The Free Range Chicken Kushi-Yaki was another astounding dish. The skewers of chicken thigh meat were supple, tender and sensually moist. The chicken had a smokey grilled flavour combined with the rich, sweet BBQ sauce that made the tastebuds dance with gratification.
From the “Junk Food Japan” section, we succumbed to the “Beef Sliders; Steamed Buns, Crunchy Onions, Pickled Cucumber and Umami Mayo” and “Tuna Sashimi Pizza with Truffle Ponzu and Wasabi Tobiko”.
The Beef Sliders were dainty, bijou and scandalously minuscule in size, but packed full of flavour. The Wagyu beef was scintillating delicious, juicy in texture, wonderfully seasoned and lightly spiced. The soft sweet bao buns were also delectable and married well with the savoury beef. However, personally we would have liked a larger helping of mayo, the pickled cucumber lacked presence and of course, the size is definitely not substantial enough to satisfy our ravenous appetite. Nonetheless, another superlative dish.
Tuna Sashimi Pizza was a revelation. The base was crunchy, and tasted like fried tortilla, which contrasted well with the fresh, meaty, yet light tuna. The sauce was tangy and the wasabi fish eggs exploded in the mouth like popping candy, releasing concentrated liquid of ecstasy.
From the “Something Crunchy” portion of the menu, we opted for the “Jerusalem Artichoke Chopsticks with Truffle Ponzu Dip”. The truffle dip was rich and tangy in piquancy and made the tastebuds tingle with desire, the artichoke chopsticks were wholesome, moreish and seasoned well.
From the “Significant Others” section the “Kombu Roasted Chilean Seabass with Spicy Shiso Ponzu” peaked our interest. The portion of the seabass was underwhelming, yet the fish was prepared impeccably. The white flakes of fish were meaty and tender, the skin was roasted and crusty; providing a welcoming texture combination. However, the flavours were too subtle and required greater depth of seasoning and spice to lift the dish.

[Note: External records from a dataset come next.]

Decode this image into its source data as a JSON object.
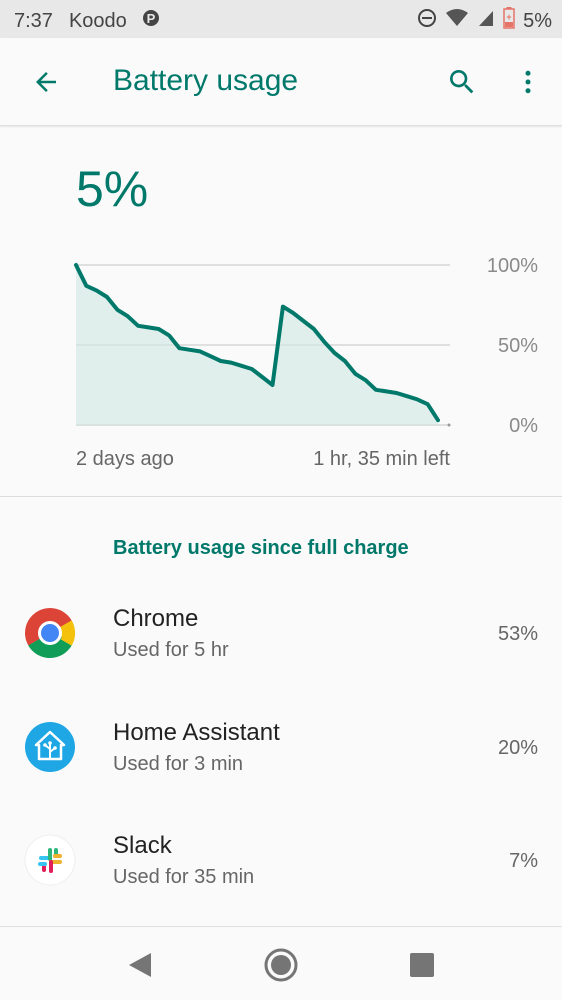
{
  "status_bar": {
    "time": "7:37",
    "carrier": "Koodo",
    "battery_pct": "5%",
    "icons": [
      "parking-icon",
      "do-not-disturb-icon",
      "wifi-icon",
      "signal-icon",
      "battery-icon"
    ]
  },
  "app_bar": {
    "title": "Battery usage",
    "back_icon": "arrow-left-icon",
    "search_icon": "search-icon",
    "more_icon": "more-vert-icon"
  },
  "summary": {
    "battery_level": "5%"
  },
  "chart_data": {
    "type": "area",
    "title": "",
    "xlabel": "",
    "ylabel": "",
    "x_labels": [
      "2 days ago",
      "1 hr, 35 min left"
    ],
    "y_ticks": [
      "100%",
      "50%",
      "0%"
    ],
    "ylim": [
      0,
      100
    ],
    "series": [
      {
        "values": [
          100,
          87,
          84,
          80,
          72,
          68,
          62,
          61,
          60,
          56,
          48,
          47,
          46,
          43,
          40,
          39,
          37,
          35,
          30,
          25,
          74,
          70,
          65,
          60,
          52,
          45,
          40,
          32,
          28,
          22,
          21,
          20,
          18,
          16,
          13,
          3
        ]
      }
    ],
    "grid": true,
    "color": "#00796b"
  },
  "section": {
    "title": "Battery usage since full charge"
  },
  "apps": [
    {
      "name": "Chrome",
      "usage": "Used for 5 hr",
      "percent": "53%",
      "icon": "chrome-icon"
    },
    {
      "name": "Home Assistant",
      "usage": "Used for 3 min",
      "percent": "20%",
      "icon": "home-assistant-icon"
    },
    {
      "name": "Slack",
      "usage": "Used for 35 min",
      "percent": "7%",
      "icon": "slack-icon"
    }
  ],
  "nav_bar": {
    "back_icon": "nav-back-icon",
    "home_icon": "nav-home-icon",
    "recents_icon": "nav-recents-icon"
  },
  "colors": {
    "accent": "#00796b",
    "chart_fill": "#cfe6e2"
  }
}
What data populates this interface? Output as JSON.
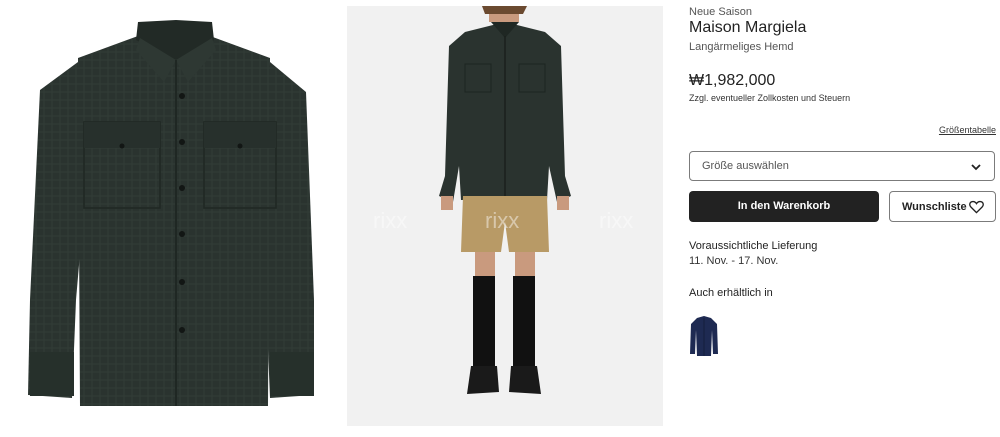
{
  "gallery": {
    "image1_alt": "Langärmeliges Hemd – Produktbild",
    "image2_alt": "Langärmeliges Hemd – Modelbild",
    "watermark": "rixx"
  },
  "product": {
    "season": "Neue Saison",
    "brand": "Maison Margiela",
    "name": "Langärmeliges Hemd",
    "price": "₩1,982,000",
    "duties_note": "Zzgl. eventueller Zollkosten und Steuern",
    "size_guide": "Größentabelle",
    "size_placeholder": "Größe auswählen",
    "add_to_cart": "In den Warenkorb",
    "wishlist": "Wunschliste",
    "delivery_title": "Voraussichtliche Lieferung",
    "delivery_dates": "11. Nov. - 17. Nov.",
    "also_available": "Auch erhältlich in"
  },
  "colors": {
    "shirt": "#2a332f",
    "shorts": "#b89a66",
    "button_dark": "#222222",
    "variant_navy": "#1e2a52"
  },
  "icons": {
    "size_dropdown": "chevron-down-icon",
    "wishlist": "heart-icon"
  }
}
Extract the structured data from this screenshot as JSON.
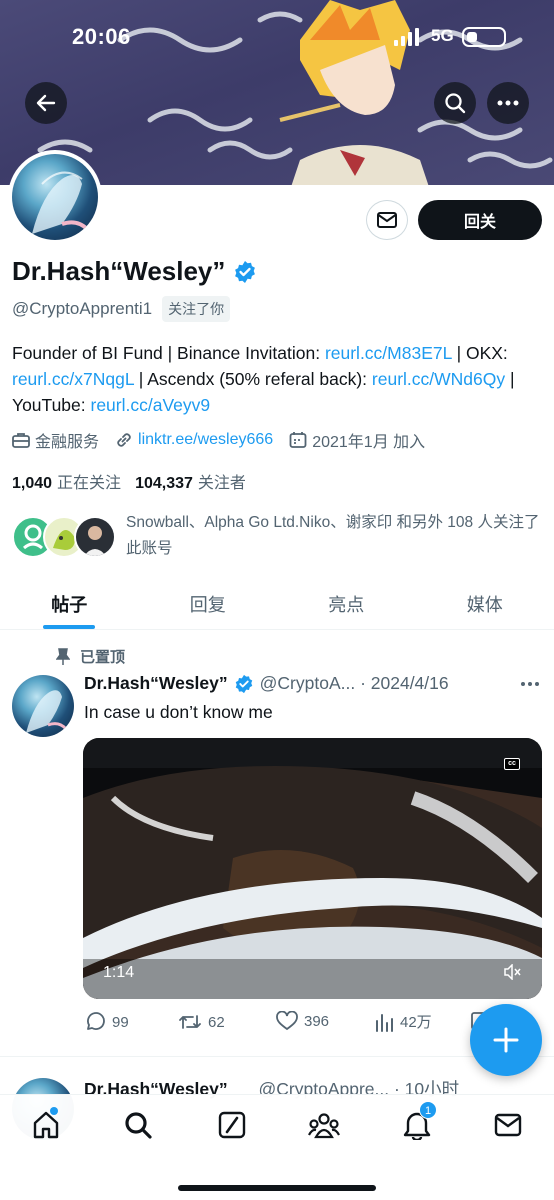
{
  "status_bar": {
    "time": "20:06",
    "network": "5G"
  },
  "profile": {
    "name": "Dr.Hash“Wesley”",
    "handle": "@CryptoApprenti1",
    "follows_you": "关注了你",
    "follow_button": "回关",
    "bio": {
      "t1": "Founder of BI Fund | Binance Invitation: ",
      "l1": "reurl.cc/M83E7L",
      "t2": " | OKX: ",
      "l2": "reurl.cc/x7NqgL",
      "t3": " | Ascendx (50% referal back): ",
      "l3": "reurl.cc/WNd6Qy",
      "t4": " | YouTube: ",
      "l4": "reurl.cc/aVeyv9"
    },
    "category": "金融服务",
    "website": "linktr.ee/wesley666",
    "joined": "2021年1月 加入",
    "following_count": "1,040",
    "following_label": "正在关注",
    "followers_count": "104,337",
    "followers_label": "关注者",
    "followed_by_text": "Snowball、Alpha Go Ltd.Niko、谢家印 和另外 108 人关注了此账号"
  },
  "tabs": [
    "帖子",
    "回复",
    "亮点",
    "媒体"
  ],
  "pinned_post": {
    "pinned_label": "已置顶",
    "author": "Dr.Hash“Wesley”",
    "handle_date": "@CryptoA... · 2024/4/16",
    "text": "In case u don’t know me",
    "video_time": "1:14",
    "cc_label": "cc",
    "replies": "99",
    "reposts": "62",
    "likes": "396",
    "views": "42万"
  },
  "second_post": {
    "author": "Dr.Hash“Wesley”",
    "handle_time": "@CryptoAppre... · 10小时"
  },
  "bottom_nav": {
    "notifications_badge": "1"
  },
  "colors": {
    "accent": "#1d9bf0",
    "text": "#0f1419",
    "muted": "#536471"
  }
}
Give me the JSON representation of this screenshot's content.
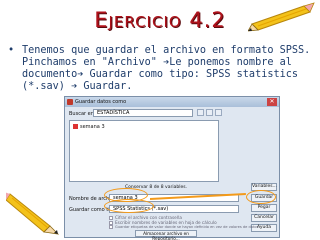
{
  "slide": {
    "title": "Ejercicio 4.2",
    "bullet": "•",
    "lines": [
      "Tenemos que guardar el archivo en formato SPSS.",
      "Pinchamos en \"Archivo\" ➔Le ponemos nombre al",
      "documento➔ Guardar como tipo: SPSS statistics",
      "(*.sav) ➔ Guardar."
    ]
  },
  "dialog": {
    "title": "Guardar datos como",
    "look_in_label": "Buscar en:",
    "look_in_value": "ESTADÍSTICA",
    "file_item": "semana 3",
    "keeping_text": "Conservar 8 de 8 variables.",
    "variables_button": "Variables...",
    "file_name_label": "Nombre de archivo:",
    "file_name_value": "semana 3",
    "file_type_label": "Guardar como tipo:",
    "file_type_value": "SPSS Statistics (*.sav)",
    "options": [
      "Cifrar el archivo con contraseña",
      "Escribir nombres de variables en hoja de cálculo",
      "Guardar etiquetas de valor donde se hayan definido en vez de valores de datos",
      "Guardar etiquetas de valor en archivo .sas"
    ],
    "buttons": [
      "Guardar",
      "Pegar",
      "Cancelar",
      "Ayuda"
    ],
    "repository_button": "Almacenar archivo en Repositorio..."
  }
}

It would be recusant to dine at a Japanese restaurant without sampling the “Maki” dishes. The two dishes that caught our attention were the “Salmon Gravadlax & Avocado Maki with Dill Mayo” and “Shrimp Tempura Dragon Maki with Unagi Sauce and Soba Crunchies”. Both the Maki dishes exhibited freshness and the combination of ingredients were joyfully pleasant, but neither were overwhelmingly outstanding.

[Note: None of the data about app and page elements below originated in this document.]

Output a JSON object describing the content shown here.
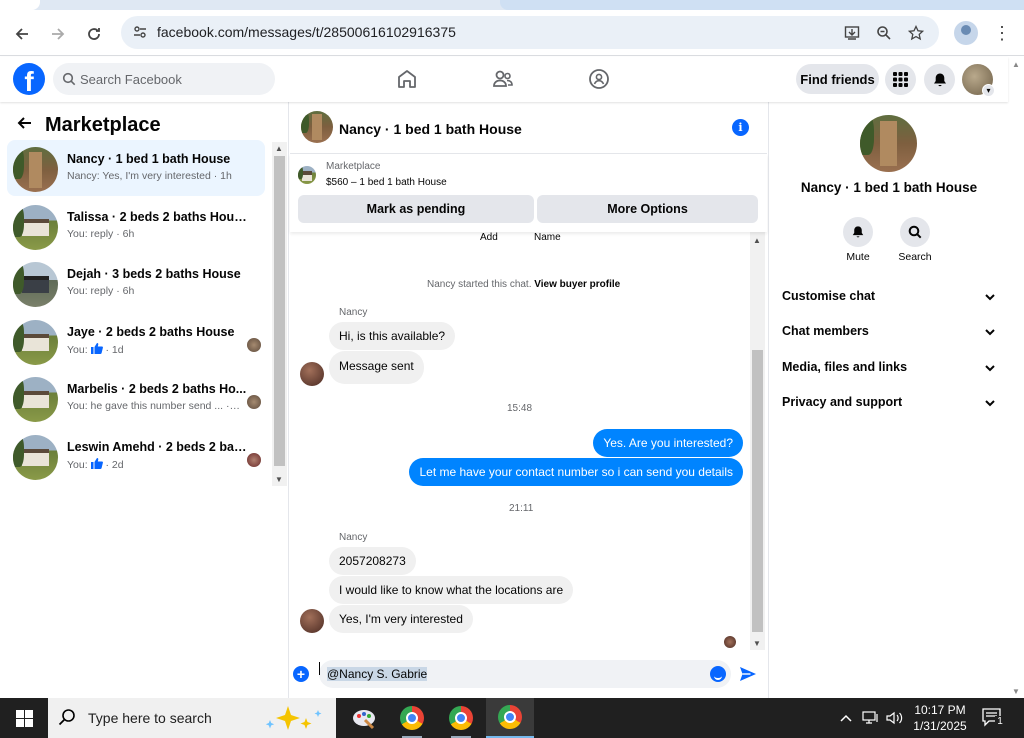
{
  "browser": {
    "url": "facebook.com/messages/t/28500616102916375"
  },
  "fb": {
    "search_placeholder": "Search Facebook",
    "find_friends": "Find friends",
    "logo": "f"
  },
  "left": {
    "title": "Marketplace",
    "conversations": [
      {
        "name": "Nancy · 1 bed 1 bath House",
        "preview": "Nancy: Yes, I'm very interested · 1h"
      },
      {
        "name": "Talissa · 2 beds 2 baths House",
        "preview": "You: reply · 6h"
      },
      {
        "name": "Dejah · 3 beds 2 baths House",
        "preview": "You: reply · 6h"
      },
      {
        "name": "Jaye · 2 beds 2 baths House",
        "preview_prefix": "You:",
        "preview_suffix": " · 1d"
      },
      {
        "name": "Marbelis · 2 beds 2 baths Ho...",
        "preview": "You: he gave this number send ... · 2d"
      },
      {
        "name": "Leswin Amehd · 2 beds 2 bat...",
        "preview_prefix": "You:",
        "preview_suffix": " · 2d"
      }
    ]
  },
  "chat": {
    "header_name": "Nancy · 1 bed 1 bath House",
    "info_glyph": "i",
    "marketplace_label": "Marketplace",
    "listing": "$560 – 1 bed 1 bath House",
    "mark_pending": "Mark as pending",
    "more_options": "More Options",
    "top_cut_1": "Add",
    "top_cut_2": "Name",
    "started_text": "Nancy started this chat.",
    "view_buyer": "View buyer profile",
    "sender_1": "Nancy",
    "msg_1": "Hi, is this available?",
    "msg_2": "Message sent",
    "time_1": "15:48",
    "out_1": "Yes. Are you interested?",
    "out_2": "Let me have your contact number so i can send you details",
    "time_2": "21:11",
    "sender_2": "Nancy",
    "msg_3": "2057208273",
    "msg_4": "I would like to know what the locations are",
    "msg_5": "Yes, I'm very interested",
    "composer_text": "@Nancy S. Gabrie"
  },
  "right": {
    "name": "Nancy · 1 bed 1 bath House",
    "mute": "Mute",
    "search": "Search",
    "rows": [
      "Customise chat",
      "Chat members",
      "Media, files and links",
      "Privacy and support"
    ]
  },
  "taskbar": {
    "search_placeholder": "Type here to search",
    "time": "10:17 PM",
    "date": "1/31/2025",
    "notif_count": "1"
  },
  "colors": {
    "fb_blue": "#0866ff",
    "outgoing_bubble": "#0084ff",
    "incoming_bubble": "#f0f0f0",
    "active_conversation": "#ebf5ff"
  }
}
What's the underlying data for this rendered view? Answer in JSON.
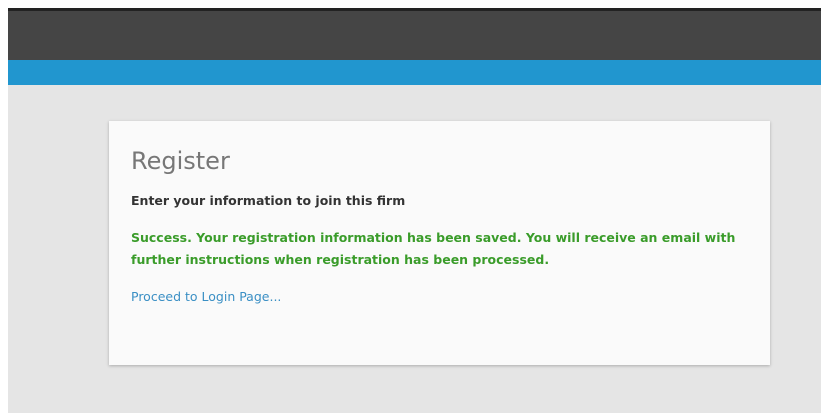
{
  "colors": {
    "header_dark": "#454545",
    "header_accent": "#2196cf",
    "page_background": "#e5e5e5",
    "card_background": "#fafafa",
    "title_text": "#777777",
    "subtitle_text": "#333333",
    "success_text": "#3a9c2a",
    "link_text": "#3a8fc4"
  },
  "card": {
    "title": "Register",
    "subtitle": "Enter your information to join this firm",
    "success_message": "Success. Your registration information has been saved. You will receive an email with further instructions when registration has been processed.",
    "login_link_label": "Proceed to Login Page..."
  }
}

Finally from the “KB Chelsea Specials” segment we sampled the “Pumpkin Tempura with Creamy Spicy Shiso Dip”, which was surprisingly appetising. Looking and tasting mildly similar to Wotsits, these were an unexpected joy. Furthermore the spicy dip was salaciously good and both combined were addictive.
For dessert, from their “Bottomless Brunch” menu we were presented with blood orange sorbet, yuzu, mango and coconut mochi ice cream, chocolate fudge and pistachio cake. The combination of textures and flavours were euphoric. The dessert was both a palate cleanser and a decadent dessert love affair, and a blissful way to end our Japanese exotic adventure.
Kurobuta is audaciously unorthodox, taking classical and traditional Japanese cuisine and infusing it with swagger, swank and bodaciousness.
There were some dishes that did not entirely meet our expectations and the price tag would most likely make a grown man weep, however, the majority of the food that we sampled were presented exquisitely and had some phenomenal flavour combinations that not only gratified our passion for food but also made our soul sing jubilantly.
Kurobuta is indubitably a unique Halal dining experience, as the setting holds no airs or graces, the atmosphere encourages groups to come together and rejoice by sharing some culinary delights and best of all, you’ll go home at the end of the day/night feeling modish and cool, along with, most probably a lighter wallet.
*Disclaimer: Halal meat has to be pre-ordered. We were invited to review the restaurant.